Turning the Big 1.0 - webOS App Development with PhoneGap
Ken Schreihofer is a Systems Developer from New Jersey, he writes about techniques for webOS and PhoneGap development at webOScapades. You can find him kicking around on Twitter at @digitalelph. We've asked Ken to come and share his experiences with webOS and PhoneGap here, so welcome him to PreCentral as he shares his expertise on the topic.
Last November, I happened to find myself sitting in Brian LeRoux's workshop at the HP Developer Day in NYC. His presentation on a platform called PhoneGap seemed to have quite a few people excited. I didn't have the slightest clue what that was, but I was fairly curious about the hubbub. Well, Brian's excellent presentation sated that curiosity, and gave me a hunger for more. That was my first introduction to the power and potential of the PhoneGap framework.
There's been a good amount of discussion in the webOS developer community on the merits of various development paths.
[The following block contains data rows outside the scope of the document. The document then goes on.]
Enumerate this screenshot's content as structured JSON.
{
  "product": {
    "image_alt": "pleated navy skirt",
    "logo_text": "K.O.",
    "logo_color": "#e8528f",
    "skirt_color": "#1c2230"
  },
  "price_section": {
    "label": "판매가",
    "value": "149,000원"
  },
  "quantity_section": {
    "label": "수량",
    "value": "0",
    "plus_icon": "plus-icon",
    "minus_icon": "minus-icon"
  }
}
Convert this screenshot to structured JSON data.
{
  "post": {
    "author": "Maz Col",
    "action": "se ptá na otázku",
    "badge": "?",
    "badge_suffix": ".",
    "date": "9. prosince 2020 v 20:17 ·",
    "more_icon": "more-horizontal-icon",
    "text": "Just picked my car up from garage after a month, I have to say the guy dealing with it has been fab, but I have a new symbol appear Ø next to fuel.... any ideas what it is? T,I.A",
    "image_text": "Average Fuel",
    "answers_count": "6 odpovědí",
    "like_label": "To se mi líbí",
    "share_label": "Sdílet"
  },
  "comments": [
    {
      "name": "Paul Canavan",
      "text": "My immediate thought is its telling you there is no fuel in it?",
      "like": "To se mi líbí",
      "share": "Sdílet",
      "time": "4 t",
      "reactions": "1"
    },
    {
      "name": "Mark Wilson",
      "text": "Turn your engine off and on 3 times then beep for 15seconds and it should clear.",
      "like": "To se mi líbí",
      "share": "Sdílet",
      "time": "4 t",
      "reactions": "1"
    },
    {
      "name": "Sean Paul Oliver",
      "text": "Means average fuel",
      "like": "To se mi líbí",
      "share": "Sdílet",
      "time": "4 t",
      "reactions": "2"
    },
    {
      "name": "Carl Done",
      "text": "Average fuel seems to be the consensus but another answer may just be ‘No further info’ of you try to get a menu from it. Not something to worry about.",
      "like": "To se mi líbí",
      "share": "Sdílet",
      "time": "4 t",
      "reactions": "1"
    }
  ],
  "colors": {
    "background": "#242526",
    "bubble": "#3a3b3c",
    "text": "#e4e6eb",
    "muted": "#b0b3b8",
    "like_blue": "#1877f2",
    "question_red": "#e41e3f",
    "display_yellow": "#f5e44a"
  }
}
On one hand, you have the tried and true Mojo, which is currently deployed on all webOS phones. However, support for Mojo is diminishing and discouraged by HP. Enyo is the new hotness, but is currently limited to the TouchPad with an unclear rollout to current generation devices. There's a third option, and it's a strong contender: PhoneGap. The framework generally provides access to the full capabilities of webOS devices. Current APIs include the accelerometer, camera, gestures, geolocation, network, notifications, orientation and more. The main areas that fall short typically relate to Synergy, such as calendar and contacts integration.
This post is being written in celebration of PhoneGap turning the big 1.0. While that version number typically describes unpolished software, it isn't the case here. PhoneGap is a mature and ever improving platform. You know, the allure of PhoneGap for a webOS developer is simple. It delivers on the promise made by Palm so long ago: you can write apps for webOS using only web techniques. There's no need to learn about scenes, assistants, kinds, or anything new at all. Just pure web methods. That lowers the barrier of entry for web developers, and that's just about what we need right now. So, a happy 1.0 to PhoneGap, and a hearty congratulations to the developers at Nitobi. Here's to a bright year of mobile apps!
Find out more at PhoneGap.com